30 January 2013

Don't you know that magnificence is...truly reserved for the upper class?

xpost from my tumblr, itsherfactoryitsherduty.tumblr.com

(See especially 5:00)

"Why don't you get bored, go back to school
And don't ask for any of this magnificence..."

There’s this idea that students need to be trained for specific careers, and that liberal arts degrees are luxuries for those who don’t need career training.

This argument only reinforces existing relations of privilege, because it assumes that lower- and middle-class students—students who are not independently wealthy and need a job upon graduation—either cannot or will not benefit from improving their critical and creative thinking. In other words: it argues that lower- and middle-class college students should not waste their time thinking.  It implies that such students can’t think, and if they can, then they ought not to.

Thinking, then, becomes a privilege for the already overly-advantaged. This serves hegemony quite nicely, then, if we convince the 99% that it’s not in their interest to learn to think critically and creatively. If we only teach lower- and middle-class students to follow directions, not to invent new ones, then the advantages that come with, say, entrepreneurship, are reserved for already-privileged people.


  1. YES.
    i've had bell hooks screaming something very like this in my ears all the last two weeks or so.

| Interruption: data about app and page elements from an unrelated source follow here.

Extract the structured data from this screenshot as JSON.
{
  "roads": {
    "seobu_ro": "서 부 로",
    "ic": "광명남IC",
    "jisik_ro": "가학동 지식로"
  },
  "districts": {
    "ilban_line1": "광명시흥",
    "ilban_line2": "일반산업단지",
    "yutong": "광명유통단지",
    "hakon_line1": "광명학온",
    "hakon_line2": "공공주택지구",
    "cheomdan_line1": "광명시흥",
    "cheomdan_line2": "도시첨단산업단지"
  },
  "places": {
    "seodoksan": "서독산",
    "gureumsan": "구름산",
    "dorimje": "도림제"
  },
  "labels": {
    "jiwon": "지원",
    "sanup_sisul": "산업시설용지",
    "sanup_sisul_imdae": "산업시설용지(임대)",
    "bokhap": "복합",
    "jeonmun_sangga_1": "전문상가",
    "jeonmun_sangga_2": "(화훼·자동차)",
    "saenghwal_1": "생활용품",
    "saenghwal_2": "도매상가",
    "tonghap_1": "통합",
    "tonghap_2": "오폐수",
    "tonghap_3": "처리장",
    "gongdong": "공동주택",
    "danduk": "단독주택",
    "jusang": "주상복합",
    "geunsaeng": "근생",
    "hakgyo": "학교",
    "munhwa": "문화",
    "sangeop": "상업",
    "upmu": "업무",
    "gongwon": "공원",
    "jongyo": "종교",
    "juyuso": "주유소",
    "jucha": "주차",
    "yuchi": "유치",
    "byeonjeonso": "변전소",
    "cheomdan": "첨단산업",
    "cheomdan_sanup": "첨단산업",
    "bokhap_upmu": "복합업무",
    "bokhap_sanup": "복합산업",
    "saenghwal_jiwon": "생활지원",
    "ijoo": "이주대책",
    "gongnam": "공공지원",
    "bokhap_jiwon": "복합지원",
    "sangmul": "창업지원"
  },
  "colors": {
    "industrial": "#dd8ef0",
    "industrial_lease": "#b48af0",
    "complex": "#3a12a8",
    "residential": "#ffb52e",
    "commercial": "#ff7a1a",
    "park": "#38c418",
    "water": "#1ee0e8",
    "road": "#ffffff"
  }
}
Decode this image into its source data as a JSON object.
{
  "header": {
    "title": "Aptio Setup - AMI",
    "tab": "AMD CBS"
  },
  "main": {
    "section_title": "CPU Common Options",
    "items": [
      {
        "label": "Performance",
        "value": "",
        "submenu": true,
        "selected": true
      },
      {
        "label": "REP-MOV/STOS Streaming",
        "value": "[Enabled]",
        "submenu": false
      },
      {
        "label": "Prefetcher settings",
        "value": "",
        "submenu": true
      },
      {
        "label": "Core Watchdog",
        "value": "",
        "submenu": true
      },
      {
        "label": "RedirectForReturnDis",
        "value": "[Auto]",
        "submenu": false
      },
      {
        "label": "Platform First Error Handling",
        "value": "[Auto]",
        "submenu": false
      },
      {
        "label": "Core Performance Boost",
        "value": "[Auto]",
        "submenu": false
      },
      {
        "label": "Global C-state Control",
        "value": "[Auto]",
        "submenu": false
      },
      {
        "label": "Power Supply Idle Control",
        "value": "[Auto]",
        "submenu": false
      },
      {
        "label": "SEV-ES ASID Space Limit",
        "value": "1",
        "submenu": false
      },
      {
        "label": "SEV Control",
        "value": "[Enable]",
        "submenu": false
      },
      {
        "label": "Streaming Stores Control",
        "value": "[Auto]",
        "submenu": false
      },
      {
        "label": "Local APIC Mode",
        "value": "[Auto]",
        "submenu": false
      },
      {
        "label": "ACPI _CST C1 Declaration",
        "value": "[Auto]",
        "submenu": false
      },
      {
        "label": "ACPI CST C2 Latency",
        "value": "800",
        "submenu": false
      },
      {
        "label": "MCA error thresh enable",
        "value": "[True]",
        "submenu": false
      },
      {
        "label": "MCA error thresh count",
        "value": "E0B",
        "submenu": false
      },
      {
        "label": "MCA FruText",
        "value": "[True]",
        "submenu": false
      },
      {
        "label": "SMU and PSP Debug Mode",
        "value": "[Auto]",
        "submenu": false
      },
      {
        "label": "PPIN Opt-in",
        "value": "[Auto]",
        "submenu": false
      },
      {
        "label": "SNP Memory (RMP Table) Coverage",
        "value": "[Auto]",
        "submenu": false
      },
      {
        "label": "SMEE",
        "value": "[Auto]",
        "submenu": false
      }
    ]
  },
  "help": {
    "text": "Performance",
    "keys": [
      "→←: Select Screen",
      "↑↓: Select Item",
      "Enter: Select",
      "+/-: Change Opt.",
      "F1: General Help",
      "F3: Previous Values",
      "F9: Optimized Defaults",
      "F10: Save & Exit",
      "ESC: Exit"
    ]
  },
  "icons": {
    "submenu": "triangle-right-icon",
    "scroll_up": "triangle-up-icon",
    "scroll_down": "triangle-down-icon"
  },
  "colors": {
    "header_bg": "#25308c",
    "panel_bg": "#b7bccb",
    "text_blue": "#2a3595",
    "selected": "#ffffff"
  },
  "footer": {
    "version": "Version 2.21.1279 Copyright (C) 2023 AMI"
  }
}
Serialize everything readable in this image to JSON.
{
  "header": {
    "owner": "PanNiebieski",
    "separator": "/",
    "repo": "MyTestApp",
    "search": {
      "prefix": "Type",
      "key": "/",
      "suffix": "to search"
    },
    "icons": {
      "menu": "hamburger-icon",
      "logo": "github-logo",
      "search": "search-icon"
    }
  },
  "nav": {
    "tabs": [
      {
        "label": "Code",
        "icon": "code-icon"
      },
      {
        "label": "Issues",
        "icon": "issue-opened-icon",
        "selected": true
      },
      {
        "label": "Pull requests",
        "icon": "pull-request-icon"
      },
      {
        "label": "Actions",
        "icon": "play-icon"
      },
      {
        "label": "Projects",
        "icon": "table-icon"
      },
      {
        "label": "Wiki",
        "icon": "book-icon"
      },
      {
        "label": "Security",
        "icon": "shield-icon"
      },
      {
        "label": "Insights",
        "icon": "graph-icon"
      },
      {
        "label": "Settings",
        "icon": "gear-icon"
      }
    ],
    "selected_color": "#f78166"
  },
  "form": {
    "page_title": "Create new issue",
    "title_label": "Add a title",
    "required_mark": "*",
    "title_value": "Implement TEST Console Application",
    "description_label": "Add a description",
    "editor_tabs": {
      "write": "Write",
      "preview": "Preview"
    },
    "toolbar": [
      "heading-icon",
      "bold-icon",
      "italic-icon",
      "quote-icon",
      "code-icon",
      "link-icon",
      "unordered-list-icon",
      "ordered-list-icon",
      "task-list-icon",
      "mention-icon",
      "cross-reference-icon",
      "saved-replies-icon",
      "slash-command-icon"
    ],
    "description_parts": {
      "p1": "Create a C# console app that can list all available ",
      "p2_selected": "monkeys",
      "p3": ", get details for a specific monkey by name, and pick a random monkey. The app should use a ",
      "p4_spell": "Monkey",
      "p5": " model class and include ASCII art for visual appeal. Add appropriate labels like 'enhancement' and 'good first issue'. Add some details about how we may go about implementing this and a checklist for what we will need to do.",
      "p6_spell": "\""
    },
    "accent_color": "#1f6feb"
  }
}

  2. since the time of socrates, the idle elite always took it upon themselves the privilege of thinking critically. it was this section of society that had the time and the money to sit around and pontificate. this elitist idea (generalization),pervades the upper echelon of universities around the globe. and it is this type of attitude that promotes class prerogative and injustice. in a society of individuals, the group will always lose.